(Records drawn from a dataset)

────────────────────────────────────────

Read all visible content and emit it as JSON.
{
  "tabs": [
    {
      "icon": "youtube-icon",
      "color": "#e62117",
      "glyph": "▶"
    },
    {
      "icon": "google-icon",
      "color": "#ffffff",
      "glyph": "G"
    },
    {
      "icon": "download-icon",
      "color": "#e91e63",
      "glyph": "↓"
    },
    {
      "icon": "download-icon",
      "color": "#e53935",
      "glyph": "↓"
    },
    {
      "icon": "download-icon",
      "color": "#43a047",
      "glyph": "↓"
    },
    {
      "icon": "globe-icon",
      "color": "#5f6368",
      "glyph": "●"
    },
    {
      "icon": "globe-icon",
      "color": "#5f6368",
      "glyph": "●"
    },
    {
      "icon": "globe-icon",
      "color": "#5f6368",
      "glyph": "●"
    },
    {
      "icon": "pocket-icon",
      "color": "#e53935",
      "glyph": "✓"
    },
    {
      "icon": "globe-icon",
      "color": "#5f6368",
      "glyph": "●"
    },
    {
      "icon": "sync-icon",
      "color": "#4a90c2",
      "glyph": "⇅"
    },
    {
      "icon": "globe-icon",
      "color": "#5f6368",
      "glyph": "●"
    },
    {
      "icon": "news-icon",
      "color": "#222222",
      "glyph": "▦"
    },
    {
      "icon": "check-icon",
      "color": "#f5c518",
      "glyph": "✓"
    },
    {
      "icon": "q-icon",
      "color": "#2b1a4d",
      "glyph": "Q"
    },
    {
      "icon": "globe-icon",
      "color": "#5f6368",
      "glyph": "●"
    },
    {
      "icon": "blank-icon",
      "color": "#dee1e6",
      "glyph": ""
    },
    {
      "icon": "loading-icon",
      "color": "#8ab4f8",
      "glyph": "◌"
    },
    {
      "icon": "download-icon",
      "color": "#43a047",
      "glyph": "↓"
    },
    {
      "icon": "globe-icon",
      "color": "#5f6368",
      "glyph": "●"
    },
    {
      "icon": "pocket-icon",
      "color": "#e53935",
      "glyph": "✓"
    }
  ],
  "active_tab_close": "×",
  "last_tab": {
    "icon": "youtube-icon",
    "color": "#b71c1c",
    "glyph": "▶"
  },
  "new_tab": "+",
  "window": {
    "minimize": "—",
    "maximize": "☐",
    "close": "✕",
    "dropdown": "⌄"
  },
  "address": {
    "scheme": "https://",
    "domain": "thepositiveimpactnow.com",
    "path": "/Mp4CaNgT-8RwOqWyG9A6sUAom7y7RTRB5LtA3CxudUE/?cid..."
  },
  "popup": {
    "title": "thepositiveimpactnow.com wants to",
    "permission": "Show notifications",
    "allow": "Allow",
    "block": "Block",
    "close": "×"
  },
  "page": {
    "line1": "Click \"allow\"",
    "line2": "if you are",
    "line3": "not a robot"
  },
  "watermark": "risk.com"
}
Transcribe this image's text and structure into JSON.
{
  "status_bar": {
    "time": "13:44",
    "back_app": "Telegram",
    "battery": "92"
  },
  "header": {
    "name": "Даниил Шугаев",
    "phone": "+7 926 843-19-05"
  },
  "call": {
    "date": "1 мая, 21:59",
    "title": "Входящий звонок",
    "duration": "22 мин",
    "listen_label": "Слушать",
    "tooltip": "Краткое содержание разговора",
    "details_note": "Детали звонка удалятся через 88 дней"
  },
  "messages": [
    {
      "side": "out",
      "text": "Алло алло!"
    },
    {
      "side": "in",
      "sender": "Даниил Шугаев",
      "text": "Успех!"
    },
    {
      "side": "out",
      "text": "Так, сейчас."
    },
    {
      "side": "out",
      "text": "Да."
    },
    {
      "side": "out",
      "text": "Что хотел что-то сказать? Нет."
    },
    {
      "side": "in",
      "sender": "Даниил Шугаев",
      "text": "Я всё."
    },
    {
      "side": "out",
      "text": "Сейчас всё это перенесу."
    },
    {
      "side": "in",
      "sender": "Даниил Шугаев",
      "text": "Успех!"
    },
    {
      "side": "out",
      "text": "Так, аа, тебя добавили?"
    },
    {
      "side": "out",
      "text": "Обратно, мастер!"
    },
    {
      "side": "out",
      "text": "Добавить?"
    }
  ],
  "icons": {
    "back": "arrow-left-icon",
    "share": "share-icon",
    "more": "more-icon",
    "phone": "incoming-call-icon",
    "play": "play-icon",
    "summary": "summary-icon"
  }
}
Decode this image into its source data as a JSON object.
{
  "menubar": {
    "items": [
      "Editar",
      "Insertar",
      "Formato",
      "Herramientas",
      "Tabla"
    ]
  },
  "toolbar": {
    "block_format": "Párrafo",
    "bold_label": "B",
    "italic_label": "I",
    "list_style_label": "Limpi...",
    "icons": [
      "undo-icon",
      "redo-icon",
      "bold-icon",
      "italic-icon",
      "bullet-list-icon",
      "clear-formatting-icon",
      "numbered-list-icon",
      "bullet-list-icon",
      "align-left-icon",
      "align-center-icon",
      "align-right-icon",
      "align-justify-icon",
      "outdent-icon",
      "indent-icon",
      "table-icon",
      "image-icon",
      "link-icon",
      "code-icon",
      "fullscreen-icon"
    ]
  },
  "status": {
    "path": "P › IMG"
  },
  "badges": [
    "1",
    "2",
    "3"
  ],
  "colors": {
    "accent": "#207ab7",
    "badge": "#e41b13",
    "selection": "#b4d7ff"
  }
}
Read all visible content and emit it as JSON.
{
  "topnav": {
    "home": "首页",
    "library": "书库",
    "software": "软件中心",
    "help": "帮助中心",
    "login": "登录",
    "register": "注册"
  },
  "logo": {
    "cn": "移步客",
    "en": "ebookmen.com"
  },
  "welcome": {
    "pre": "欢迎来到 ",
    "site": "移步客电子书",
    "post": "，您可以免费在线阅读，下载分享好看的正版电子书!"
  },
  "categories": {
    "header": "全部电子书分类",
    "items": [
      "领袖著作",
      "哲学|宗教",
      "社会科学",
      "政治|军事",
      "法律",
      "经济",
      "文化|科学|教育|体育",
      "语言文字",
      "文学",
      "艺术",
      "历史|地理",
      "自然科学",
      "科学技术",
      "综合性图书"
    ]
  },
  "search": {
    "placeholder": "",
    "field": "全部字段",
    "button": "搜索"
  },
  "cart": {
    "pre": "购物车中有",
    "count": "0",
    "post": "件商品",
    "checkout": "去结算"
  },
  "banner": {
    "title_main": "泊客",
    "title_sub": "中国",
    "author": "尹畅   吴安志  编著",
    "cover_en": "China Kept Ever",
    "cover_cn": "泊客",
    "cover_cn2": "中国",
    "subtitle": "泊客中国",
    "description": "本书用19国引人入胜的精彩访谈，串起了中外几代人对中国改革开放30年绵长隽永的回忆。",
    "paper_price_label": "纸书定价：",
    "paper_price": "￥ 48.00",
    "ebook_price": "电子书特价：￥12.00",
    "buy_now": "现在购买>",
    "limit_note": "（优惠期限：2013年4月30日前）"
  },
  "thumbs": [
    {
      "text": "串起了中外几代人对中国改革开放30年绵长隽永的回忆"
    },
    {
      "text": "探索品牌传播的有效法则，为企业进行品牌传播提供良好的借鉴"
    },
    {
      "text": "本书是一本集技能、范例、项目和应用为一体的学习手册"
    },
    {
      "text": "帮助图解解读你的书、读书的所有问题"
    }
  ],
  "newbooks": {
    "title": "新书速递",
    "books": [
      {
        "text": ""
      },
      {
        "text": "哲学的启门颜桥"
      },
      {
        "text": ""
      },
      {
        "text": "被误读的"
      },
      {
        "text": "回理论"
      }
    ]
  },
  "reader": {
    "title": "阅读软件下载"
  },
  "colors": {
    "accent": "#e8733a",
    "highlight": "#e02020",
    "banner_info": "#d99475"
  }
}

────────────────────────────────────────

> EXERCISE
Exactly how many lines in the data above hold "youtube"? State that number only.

> WRITTEN ANSWER
2